Website and app data records

::::::::

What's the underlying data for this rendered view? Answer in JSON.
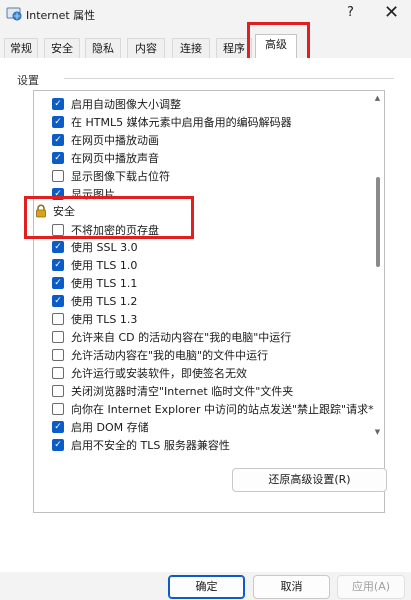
{
  "window": {
    "title": "Internet 属性",
    "help_glyph": "?",
    "close_glyph": "✕",
    "icon": "internet-options-icon"
  },
  "tabs": [
    {
      "label": "常规",
      "active": false
    },
    {
      "label": "安全",
      "active": false
    },
    {
      "label": "隐私",
      "active": false
    },
    {
      "label": "内容",
      "active": false
    },
    {
      "label": "连接",
      "active": false
    },
    {
      "label": "程序",
      "active": false
    },
    {
      "label": "高级",
      "active": true
    }
  ],
  "settings": {
    "section_label": "设置",
    "items": [
      {
        "label": "启用自动图像大小调整",
        "checked": true
      },
      {
        "label": "在 HTML5 媒体元素中启用备用的编码解码器",
        "checked": true
      },
      {
        "label": "在网页中播放动画",
        "checked": true
      },
      {
        "label": "在网页中播放声音",
        "checked": true
      },
      {
        "label": "显示图像下载占位符",
        "checked": false
      },
      {
        "label": "显示图片",
        "checked": true
      }
    ],
    "group": {
      "label": "安全",
      "icon": "lock-icon"
    },
    "security_items": [
      {
        "label": "不将加密的页存盘",
        "checked": false
      },
      {
        "label": "使用 SSL 3.0",
        "checked": true
      },
      {
        "label": "使用 TLS 1.0",
        "checked": true
      },
      {
        "label": "使用 TLS 1.1",
        "checked": true
      },
      {
        "label": "使用 TLS 1.2",
        "checked": true
      },
      {
        "label": "使用 TLS 1.3",
        "checked": false
      },
      {
        "label": "允许来自 CD 的活动内容在\"我的电脑\"中运行",
        "checked": false
      },
      {
        "label": "允许活动内容在\"我的电脑\"的文件中运行",
        "checked": false
      },
      {
        "label": "允许运行或安装软件，即使签名无效",
        "checked": false
      },
      {
        "label": "关闭浏览器时清空\"Internet 临时文件\"文件夹",
        "checked": false
      },
      {
        "label": "向你在 Internet Explorer 中访问的站点发送\"禁止跟踪\"请求*",
        "checked": false
      },
      {
        "label": "启用 DOM 存储",
        "checked": true
      },
      {
        "label": "启用不安全的 TLS 服务器兼容性",
        "checked": true
      }
    ]
  },
  "buttons": {
    "restore_advanced": "还原高级设置(R)",
    "ok": "确定",
    "cancel": "取消",
    "apply": "应用(A)"
  },
  "colors": {
    "accent": "#0b5cc7",
    "highlight_box": "#e02020",
    "lock_body": "#d9a21b"
  }
}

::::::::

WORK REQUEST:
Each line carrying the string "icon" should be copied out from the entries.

WRITTEN RESPONSE:
    "icon": "internet-options-icon"
      "icon": "lock-icon"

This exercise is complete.